Developers can access Cloud Bigtable via the Go API. According to Google, benefits of the API include:
- Easy to Install: Runing go get google.golang.org/cloud/bigtable will install the required library. There's no step 2.

- Simple API: The Go client library is a simpler interface than the Java HBase API.

- Low Level: The API is a thin wrapper around the Cloud Bigtable gRPC interface, so it closely reflects the underlying RPCs. This makes it easy to reason about the performance and cost characteristics of your program.

- Full access to Cloud Bigtable features: Scans, row filters, conditional mutations, read-modify-write operations, and middle-out compression are all supported.

Earlier this week, Google announced that Google App Engine for Go is now available to all as well. The company is removing the beta label on the offering and extending the App Engine Service Level Agreement and Deprecation Policy to it.

“Originally deployed as an experimental service in 2011, App Engine for Go has been serving production web and mobile applications for more than four years,” says product manager Jason Buberel. “In that time, the community has seen Go become the standard for cloud infrastructure technologies, including Docker and Kubernetes. App Engine for Go now serves millions of compute hours every month.”

“This announcement won’t change how you use App Engine today, but we have heard your feedback: We will continue to make significant investments in App Engine for Go, including an improved SDK and an upgrade to the Go 1.5 runtime,” he adds. “Our goal is to make App Engine the best deployment platform for Go programmers.”

Documentation for that is available here.

Image via Go

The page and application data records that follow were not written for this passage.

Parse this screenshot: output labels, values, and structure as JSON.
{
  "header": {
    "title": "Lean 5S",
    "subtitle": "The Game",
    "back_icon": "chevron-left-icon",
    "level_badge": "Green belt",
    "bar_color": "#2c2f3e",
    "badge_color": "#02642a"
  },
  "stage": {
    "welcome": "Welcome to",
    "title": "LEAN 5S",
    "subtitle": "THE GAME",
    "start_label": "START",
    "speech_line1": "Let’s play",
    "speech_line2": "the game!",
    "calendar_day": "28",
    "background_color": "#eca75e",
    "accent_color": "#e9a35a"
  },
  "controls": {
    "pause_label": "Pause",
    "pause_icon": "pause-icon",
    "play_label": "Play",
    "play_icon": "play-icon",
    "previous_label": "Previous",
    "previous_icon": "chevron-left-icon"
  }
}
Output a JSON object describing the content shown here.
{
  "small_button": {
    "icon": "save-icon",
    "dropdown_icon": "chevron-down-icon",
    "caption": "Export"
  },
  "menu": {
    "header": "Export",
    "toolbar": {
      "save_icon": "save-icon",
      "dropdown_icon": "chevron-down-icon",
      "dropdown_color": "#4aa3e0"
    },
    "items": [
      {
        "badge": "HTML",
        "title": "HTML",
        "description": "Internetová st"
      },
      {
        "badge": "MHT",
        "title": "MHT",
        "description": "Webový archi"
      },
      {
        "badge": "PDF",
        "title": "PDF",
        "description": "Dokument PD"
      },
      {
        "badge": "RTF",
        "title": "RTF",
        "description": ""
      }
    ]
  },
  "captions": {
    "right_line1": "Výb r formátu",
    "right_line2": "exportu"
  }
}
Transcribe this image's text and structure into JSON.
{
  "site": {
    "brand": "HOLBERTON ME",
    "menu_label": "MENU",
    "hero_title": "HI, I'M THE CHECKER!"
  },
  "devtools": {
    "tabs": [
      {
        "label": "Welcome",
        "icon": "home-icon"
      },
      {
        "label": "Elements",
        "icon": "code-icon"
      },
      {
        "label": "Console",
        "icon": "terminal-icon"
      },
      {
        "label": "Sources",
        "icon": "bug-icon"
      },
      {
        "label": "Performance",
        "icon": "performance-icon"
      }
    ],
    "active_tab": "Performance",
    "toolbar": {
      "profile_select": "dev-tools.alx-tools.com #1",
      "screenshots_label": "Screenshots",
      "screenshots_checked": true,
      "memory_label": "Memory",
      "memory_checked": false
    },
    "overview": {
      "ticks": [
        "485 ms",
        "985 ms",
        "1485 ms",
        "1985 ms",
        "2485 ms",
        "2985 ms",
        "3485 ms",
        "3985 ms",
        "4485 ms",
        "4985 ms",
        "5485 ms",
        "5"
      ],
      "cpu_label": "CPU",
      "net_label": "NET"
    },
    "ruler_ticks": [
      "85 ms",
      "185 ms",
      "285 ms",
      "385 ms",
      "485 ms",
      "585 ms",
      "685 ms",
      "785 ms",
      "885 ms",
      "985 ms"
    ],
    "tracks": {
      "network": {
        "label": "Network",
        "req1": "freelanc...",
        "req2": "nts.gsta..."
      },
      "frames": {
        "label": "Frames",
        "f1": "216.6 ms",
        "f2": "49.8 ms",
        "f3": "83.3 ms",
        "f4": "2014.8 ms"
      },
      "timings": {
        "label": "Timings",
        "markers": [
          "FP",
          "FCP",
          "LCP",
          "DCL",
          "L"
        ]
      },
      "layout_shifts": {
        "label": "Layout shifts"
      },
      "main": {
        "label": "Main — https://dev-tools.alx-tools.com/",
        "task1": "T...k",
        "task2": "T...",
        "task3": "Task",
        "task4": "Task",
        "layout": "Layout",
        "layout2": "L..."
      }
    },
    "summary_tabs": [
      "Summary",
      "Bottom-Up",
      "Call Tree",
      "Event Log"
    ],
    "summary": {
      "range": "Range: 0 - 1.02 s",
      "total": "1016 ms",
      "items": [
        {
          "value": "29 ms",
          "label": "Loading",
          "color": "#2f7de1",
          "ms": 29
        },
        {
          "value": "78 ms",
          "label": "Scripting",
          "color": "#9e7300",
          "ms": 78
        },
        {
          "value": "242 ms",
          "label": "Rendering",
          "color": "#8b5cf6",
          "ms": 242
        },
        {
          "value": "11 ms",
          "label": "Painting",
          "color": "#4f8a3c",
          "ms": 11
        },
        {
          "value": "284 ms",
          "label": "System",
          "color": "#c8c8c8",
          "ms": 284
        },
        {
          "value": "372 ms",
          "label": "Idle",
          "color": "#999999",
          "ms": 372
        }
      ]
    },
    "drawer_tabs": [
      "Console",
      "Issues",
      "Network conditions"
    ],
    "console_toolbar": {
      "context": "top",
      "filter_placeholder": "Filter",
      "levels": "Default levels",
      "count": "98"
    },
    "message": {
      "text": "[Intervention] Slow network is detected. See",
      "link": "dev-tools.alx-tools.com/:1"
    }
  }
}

Chris Crum
Chris Crum has been a part of the WebProNews team and the iEntry Network of B2B Publications since 2003. Follow Chris on Twitter, on StumbleUpon, on Pinterest and/or on Google: +Chris Crum.